→ **What to do**
For the entries below, report every line that includes the word "digit".

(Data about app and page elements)
----------------------------------------
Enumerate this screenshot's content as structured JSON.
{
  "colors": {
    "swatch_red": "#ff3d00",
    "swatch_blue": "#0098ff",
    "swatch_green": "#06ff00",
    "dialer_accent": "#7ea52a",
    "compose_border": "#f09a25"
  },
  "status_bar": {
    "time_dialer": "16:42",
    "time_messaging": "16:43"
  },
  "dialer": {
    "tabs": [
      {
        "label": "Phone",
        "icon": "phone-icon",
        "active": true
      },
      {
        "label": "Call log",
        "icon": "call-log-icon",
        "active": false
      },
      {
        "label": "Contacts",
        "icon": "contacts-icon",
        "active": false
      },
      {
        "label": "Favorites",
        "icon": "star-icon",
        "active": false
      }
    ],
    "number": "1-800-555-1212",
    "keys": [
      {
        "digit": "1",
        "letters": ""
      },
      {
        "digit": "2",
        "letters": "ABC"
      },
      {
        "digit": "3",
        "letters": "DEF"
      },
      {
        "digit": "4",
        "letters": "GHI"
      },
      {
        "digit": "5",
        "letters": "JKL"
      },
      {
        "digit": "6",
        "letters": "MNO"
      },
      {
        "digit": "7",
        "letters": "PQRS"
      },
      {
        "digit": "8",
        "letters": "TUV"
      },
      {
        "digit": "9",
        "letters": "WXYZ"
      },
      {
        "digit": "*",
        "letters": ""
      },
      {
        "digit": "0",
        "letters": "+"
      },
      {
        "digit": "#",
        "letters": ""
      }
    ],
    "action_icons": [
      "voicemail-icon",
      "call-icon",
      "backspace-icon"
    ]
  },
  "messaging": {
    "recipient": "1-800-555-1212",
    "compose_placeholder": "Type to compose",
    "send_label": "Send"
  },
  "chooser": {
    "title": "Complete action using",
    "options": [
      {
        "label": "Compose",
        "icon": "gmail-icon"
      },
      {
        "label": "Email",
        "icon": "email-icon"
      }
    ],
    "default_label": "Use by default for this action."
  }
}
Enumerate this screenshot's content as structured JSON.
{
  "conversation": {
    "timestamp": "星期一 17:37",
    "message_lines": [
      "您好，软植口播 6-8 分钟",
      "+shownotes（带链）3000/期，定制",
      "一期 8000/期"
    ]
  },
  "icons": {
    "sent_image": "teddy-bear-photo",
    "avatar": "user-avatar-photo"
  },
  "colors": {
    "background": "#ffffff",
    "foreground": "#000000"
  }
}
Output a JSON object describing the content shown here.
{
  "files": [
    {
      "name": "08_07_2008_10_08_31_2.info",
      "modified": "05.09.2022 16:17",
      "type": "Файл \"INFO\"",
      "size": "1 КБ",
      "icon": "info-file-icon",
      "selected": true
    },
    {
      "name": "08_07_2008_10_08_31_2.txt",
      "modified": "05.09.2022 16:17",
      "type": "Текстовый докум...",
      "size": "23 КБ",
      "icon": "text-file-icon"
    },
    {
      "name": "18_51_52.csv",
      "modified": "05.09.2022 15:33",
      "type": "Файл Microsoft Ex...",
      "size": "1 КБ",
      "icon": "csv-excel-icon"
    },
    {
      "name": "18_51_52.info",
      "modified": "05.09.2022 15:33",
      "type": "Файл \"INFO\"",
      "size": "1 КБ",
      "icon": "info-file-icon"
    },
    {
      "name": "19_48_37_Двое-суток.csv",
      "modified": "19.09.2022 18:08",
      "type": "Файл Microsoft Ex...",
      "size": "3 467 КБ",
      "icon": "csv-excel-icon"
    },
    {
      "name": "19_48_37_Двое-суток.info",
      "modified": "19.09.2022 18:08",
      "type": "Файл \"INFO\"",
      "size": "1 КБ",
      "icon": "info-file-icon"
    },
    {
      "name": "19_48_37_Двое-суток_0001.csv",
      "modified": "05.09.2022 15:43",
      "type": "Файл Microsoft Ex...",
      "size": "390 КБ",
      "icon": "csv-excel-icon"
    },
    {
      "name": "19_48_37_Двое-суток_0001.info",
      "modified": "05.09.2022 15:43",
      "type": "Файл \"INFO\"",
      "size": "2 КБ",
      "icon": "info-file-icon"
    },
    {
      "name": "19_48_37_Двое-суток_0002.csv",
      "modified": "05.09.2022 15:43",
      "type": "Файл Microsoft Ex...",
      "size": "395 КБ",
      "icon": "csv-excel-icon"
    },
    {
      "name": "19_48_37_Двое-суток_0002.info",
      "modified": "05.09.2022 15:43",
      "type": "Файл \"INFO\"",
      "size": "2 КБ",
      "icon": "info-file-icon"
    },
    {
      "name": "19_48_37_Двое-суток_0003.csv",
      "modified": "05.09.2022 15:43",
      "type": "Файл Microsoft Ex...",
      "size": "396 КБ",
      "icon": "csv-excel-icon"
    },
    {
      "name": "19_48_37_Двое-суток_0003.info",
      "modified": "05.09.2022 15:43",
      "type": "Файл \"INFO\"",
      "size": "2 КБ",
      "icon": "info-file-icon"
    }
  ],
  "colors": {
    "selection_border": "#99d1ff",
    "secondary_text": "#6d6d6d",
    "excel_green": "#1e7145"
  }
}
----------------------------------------
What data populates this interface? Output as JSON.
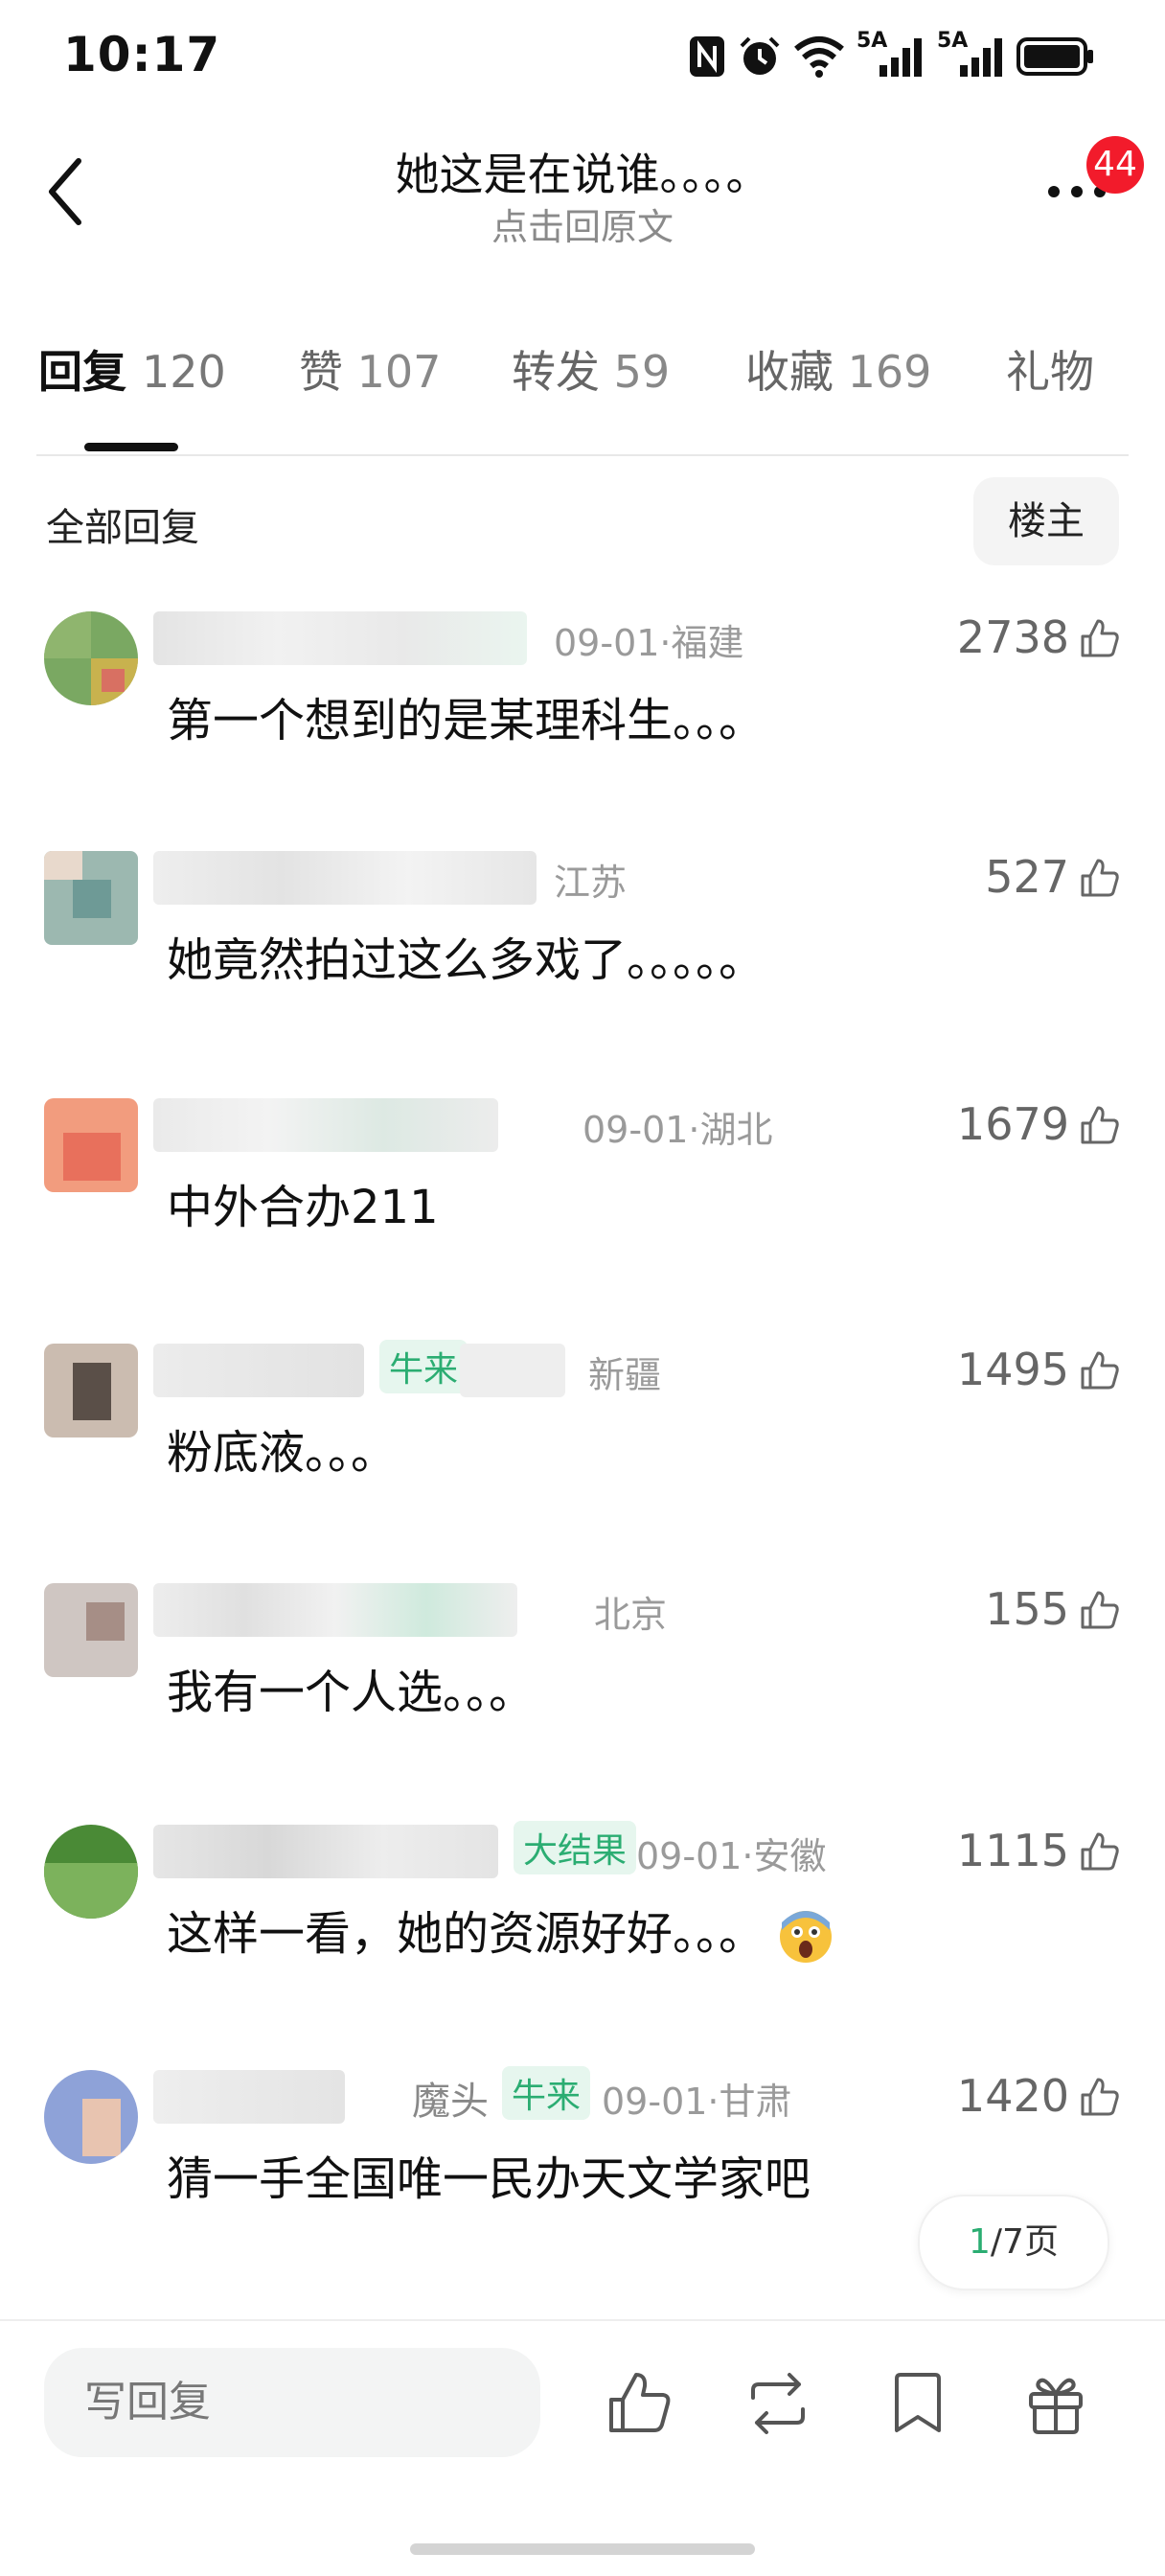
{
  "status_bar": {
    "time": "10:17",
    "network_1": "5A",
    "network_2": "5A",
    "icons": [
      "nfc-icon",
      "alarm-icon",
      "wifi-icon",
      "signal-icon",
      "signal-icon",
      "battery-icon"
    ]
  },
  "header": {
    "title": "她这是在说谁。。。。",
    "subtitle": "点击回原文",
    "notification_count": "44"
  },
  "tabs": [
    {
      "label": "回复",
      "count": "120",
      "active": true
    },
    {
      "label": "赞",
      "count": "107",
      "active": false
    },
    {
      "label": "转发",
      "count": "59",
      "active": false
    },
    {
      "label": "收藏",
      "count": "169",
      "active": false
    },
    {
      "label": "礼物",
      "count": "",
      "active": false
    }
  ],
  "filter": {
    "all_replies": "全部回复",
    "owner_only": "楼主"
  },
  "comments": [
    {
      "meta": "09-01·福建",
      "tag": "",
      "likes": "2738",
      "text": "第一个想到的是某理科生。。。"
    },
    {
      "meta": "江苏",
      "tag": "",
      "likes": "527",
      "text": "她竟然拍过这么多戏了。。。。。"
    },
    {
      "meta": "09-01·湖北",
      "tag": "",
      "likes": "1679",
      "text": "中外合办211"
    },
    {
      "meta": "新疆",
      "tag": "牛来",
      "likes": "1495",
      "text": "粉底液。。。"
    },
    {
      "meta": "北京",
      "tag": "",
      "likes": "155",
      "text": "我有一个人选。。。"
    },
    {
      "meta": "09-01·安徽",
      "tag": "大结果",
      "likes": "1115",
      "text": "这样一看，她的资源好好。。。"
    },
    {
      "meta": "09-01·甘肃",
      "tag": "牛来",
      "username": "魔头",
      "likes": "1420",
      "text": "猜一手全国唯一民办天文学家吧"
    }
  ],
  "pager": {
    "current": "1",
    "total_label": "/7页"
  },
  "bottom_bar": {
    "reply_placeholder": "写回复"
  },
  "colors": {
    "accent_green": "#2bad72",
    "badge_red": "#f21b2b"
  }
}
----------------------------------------
→ **Result**
        "digit": "1",
        "digit": "2",
        "digit": "3",
        "digit": "4",
        "digit": "5",
        "digit": "6",
        "digit": "7",
        "digit": "8",
        "digit": "9",
        "digit": "*",
        "digit": "0",
        "digit": "#",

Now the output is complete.